I personally would like to have seen at least some coverage of the first two days, if only to give the sense of a more comprehensive chronicle of the tournament as a whole. Of course, I realize that some folks didn’t care for the many minor subplots and characters often highlighted during the hours devoted to Days 1 and 2. In fact, looking back I see I myself wrote last August that “these Day 1 flights are okay, but not terribly riveting.” (Last year there was an hour each given to the four Day 1s, then two hours each to Day 2a and 2b.) So while I didn’t necessarily want to see Days 1 and 2 passed over entirely, I can understand the decision to do so.
My understanding is there will be four hours (two weeks) devoted to each of Days 3-8 going forward. As I say, they did include a few brief glimpses from the earlier days, including that routine with Phil Hellmuth walking in with a microphone on Day 1c. I happened to have been situated there at the secondary feature table that day, and so wrote up a little something about all of the takes it took to get that bit right.
Again, as I’ve noted before, I didn’t get a chance to see the live coverage back in July, which I’m sure is probably affecting both how some are watching the edited stuff as well as some of the decisions the producers are making regarding what they are choosing to show now.
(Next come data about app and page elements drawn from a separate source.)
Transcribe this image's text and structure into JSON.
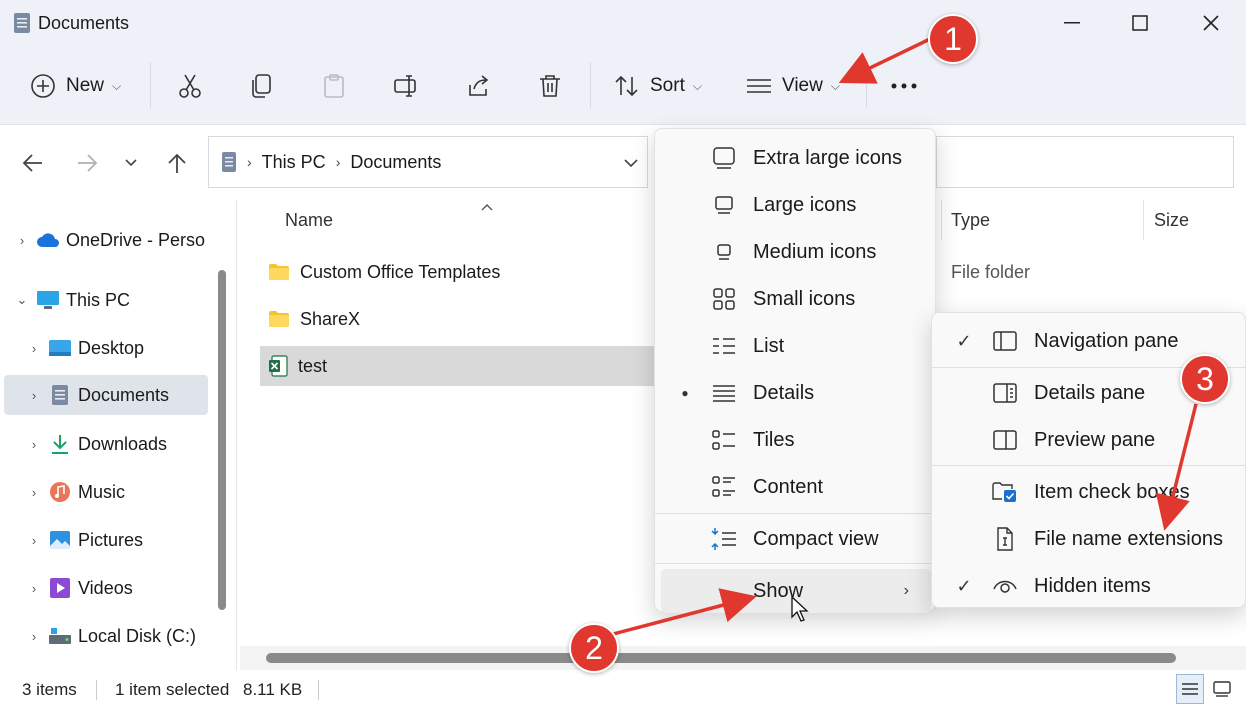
{
  "window": {
    "title": "Documents",
    "controls": [
      "minimize",
      "maximize",
      "close"
    ]
  },
  "toolbar": {
    "new_label": "New",
    "sort_label": "Sort",
    "view_label": "View",
    "icons": [
      "cut-icon",
      "copy-icon",
      "paste-icon",
      "rename-icon",
      "share-icon",
      "delete-icon",
      "more-icon"
    ]
  },
  "address": {
    "crumbs": [
      "This PC",
      "Documents"
    ]
  },
  "sidebar": {
    "items": [
      {
        "label": "OneDrive - Perso",
        "icon": "cloud-icon"
      },
      {
        "label": "This PC",
        "icon": "pc-icon"
      },
      {
        "label": "Desktop",
        "icon": "desktop-icon"
      },
      {
        "label": "Documents",
        "icon": "documents-icon",
        "selected": true
      },
      {
        "label": "Downloads",
        "icon": "download-icon"
      },
      {
        "label": "Music",
        "icon": "music-icon"
      },
      {
        "label": "Pictures",
        "icon": "pictures-icon"
      },
      {
        "label": "Videos",
        "icon": "videos-icon"
      },
      {
        "label": "Local Disk (C:)",
        "icon": "disk-icon"
      }
    ]
  },
  "file_list": {
    "columns": {
      "name": "Name",
      "type": "Type",
      "size": "Size"
    },
    "rows": [
      {
        "name": "Custom Office Templates",
        "type": "File folder",
        "icon": "folder-icon"
      },
      {
        "name": "ShareX",
        "icon": "folder-icon"
      },
      {
        "name": "test",
        "icon": "excel-icon",
        "selected": true
      }
    ]
  },
  "view_menu": {
    "items": [
      {
        "label": "Extra large icons"
      },
      {
        "label": "Large icons"
      },
      {
        "label": "Medium icons"
      },
      {
        "label": "Small icons"
      },
      {
        "label": "List"
      },
      {
        "label": "Details",
        "selected": true
      },
      {
        "label": "Tiles"
      },
      {
        "label": "Content"
      },
      {
        "label": "Compact view"
      },
      {
        "label": "Show",
        "has_submenu": true
      }
    ]
  },
  "show_submenu": {
    "items": [
      {
        "label": "Navigation pane",
        "checked": true
      },
      {
        "label": "Details pane"
      },
      {
        "label": "Preview pane"
      },
      {
        "label": "Item check boxes"
      },
      {
        "label": "File name extensions"
      },
      {
        "label": "Hidden items",
        "checked": true
      }
    ]
  },
  "status": {
    "items_count": "3 items",
    "selection": "1 item selected",
    "size": "8.11 KB"
  },
  "annotations": {
    "badges": [
      "1",
      "2",
      "3"
    ],
    "color": "#e0382e"
  }
}
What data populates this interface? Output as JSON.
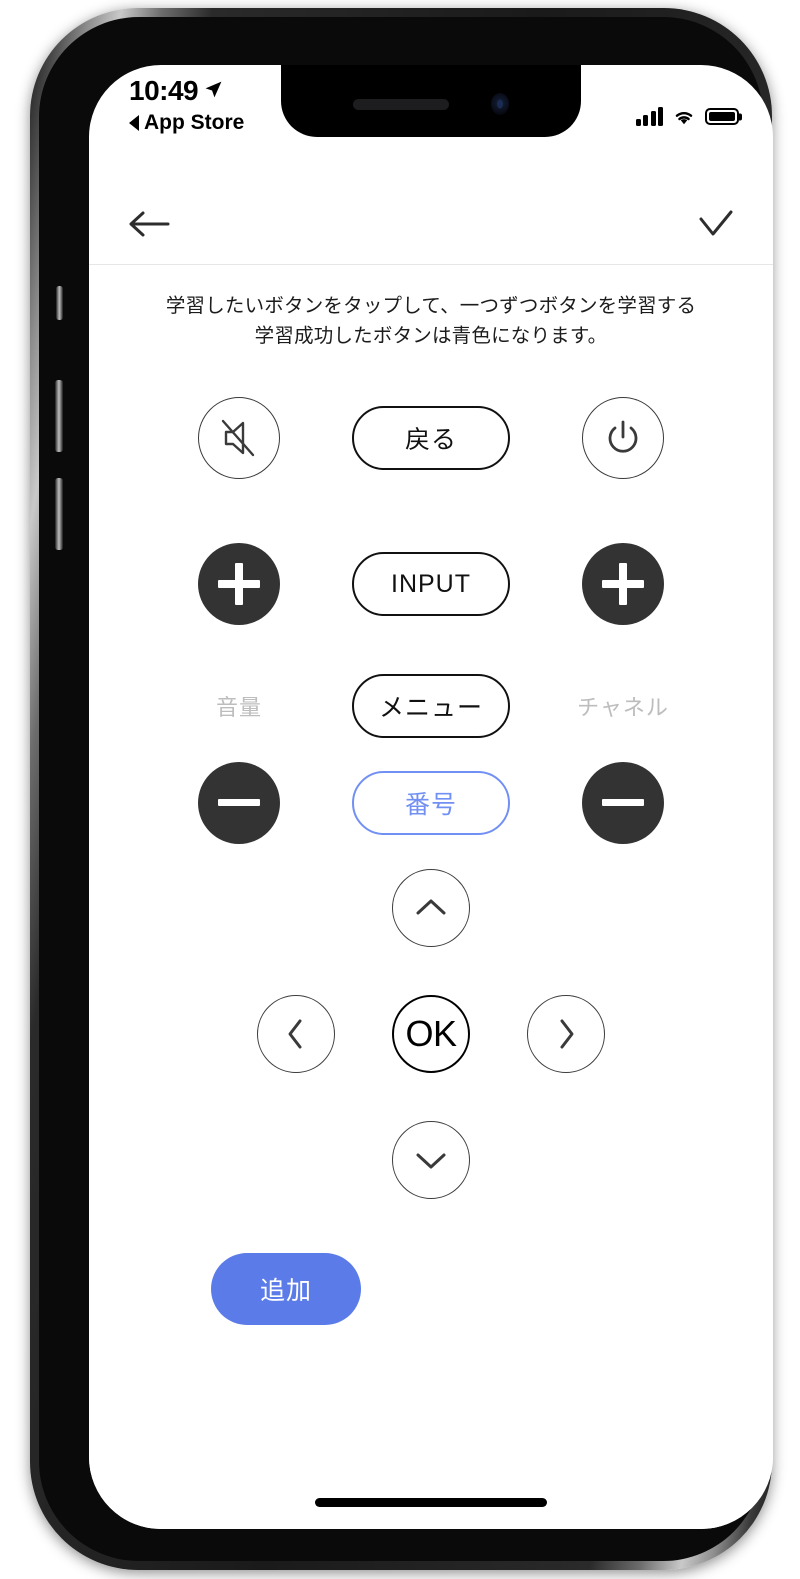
{
  "status_bar": {
    "time": "10:49",
    "location_icon": "location-arrow-icon",
    "back_app_label": "App Store",
    "signal_icon": "cellular-signal-icon",
    "wifi_icon": "wifi-icon",
    "battery_icon": "battery-full-icon"
  },
  "nav_bar": {
    "back_icon": "arrow-left-icon",
    "confirm_icon": "checkmark-icon"
  },
  "instructions": {
    "line1": "学習したいボタンをタップして、一つずつボタンを学習する",
    "line2": "学習成功したボタンは青色になります。"
  },
  "remote": {
    "row1": {
      "mute": {
        "icon": "speaker-mute-icon",
        "label": ""
      },
      "back": {
        "label": "戻る"
      },
      "power": {
        "icon": "power-icon",
        "label": ""
      }
    },
    "row2": {
      "volume_up": {
        "icon": "plus-icon"
      },
      "input": {
        "label": "INPUT"
      },
      "channel_up": {
        "icon": "plus-icon"
      }
    },
    "row3": {
      "volume_label": "音量",
      "menu": {
        "label": "メニュー"
      },
      "channel_label": "チャネル"
    },
    "row4": {
      "volume_down": {
        "icon": "minus-icon"
      },
      "number": {
        "label": "番号",
        "state": "learned"
      },
      "channel_down": {
        "icon": "minus-icon"
      }
    }
  },
  "dpad": {
    "up": "chevron-up-icon",
    "left": "chevron-left-icon",
    "ok": "OK",
    "right": "chevron-right-icon",
    "down": "chevron-down-icon"
  },
  "footer": {
    "add_label": "追加"
  },
  "colors": {
    "learned_blue": "#7290f3",
    "add_button_blue": "#5b7ce8",
    "dark_circle": "#333333",
    "muted_label_gray": "#bdbdbd"
  }
}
Speaking of, for those of you who watched -- did it seem like a lot of players got pocket aces last night? Felt like at least a third of the hands shown, perhaps more, involved players with A-A. Would be curious to see just how many were.
Of course, a few of those hands with pocket aces provided some real drama, the most obviously coming in that crazy Max Heinzelmann-Shaun Deeb hand that came up near the end of what was shown last night. During the WSOP I was submitting some “WSOP Hand of the Day” reports over on Betfair poker, and that one -- in which Heinzelmann six-bet shoved A-6 into Deeb’s A-A -- was the easy choice for my Day 3 HOTD.
There were other semi-interesting moments, as far as the poker went. I enjoyed the hand early on in which Jean-Robert Bellande got river-bluffed by Sarah Bilney (if I remember her name correctly). Before that came that Brad Garrett double-up -- in which we caught a glimpse of our buddy Kevmath standing nearby -- was interesting as well, given how Garrett so cruelly slowrolled his opponent.
Overall, though, the whole show felt a little chaotic, even with the focus primarily being upon the two feature tables. I mentioned something along these lines last week, but there’s a difference with the overall look of the show this year that is kind of making it difficult for me to engage as thoroughly. I think it has to do not only with how it is being edited and packaged, but the shots and even the quality of the video recording.
Many shots, even at the feature tables, seem to have players in the foreground obstructing our view of those involved in the hands. And I think there’s something different about the way the shows are being recorded -- frame rate? -- that is lending them a look that more resembles what I can only describe as what you’d get with a camcorder as opposed to the “film”-like look we’ve seen in the past. (Perhaps someone with knowledge regarding commonly-employed options for video these days could describe the difference more clearly and accurately than I can.)
Again, as I said last week, I realize ESPN employed a different production team this time around and I don’t really want to be too critical. I’ve tended to enjoy pretty much all aspects of ESPN’s WSOP coverage in the past, and so realize that I’m probably going to need time to get used to any differences, both in the way the show looks and how it is put together.
Strangely enough, these edited shows really seem more like a live show than did past coverage. Which may well be intended, I don’t know. Those of you who are watching, what are your thoughts?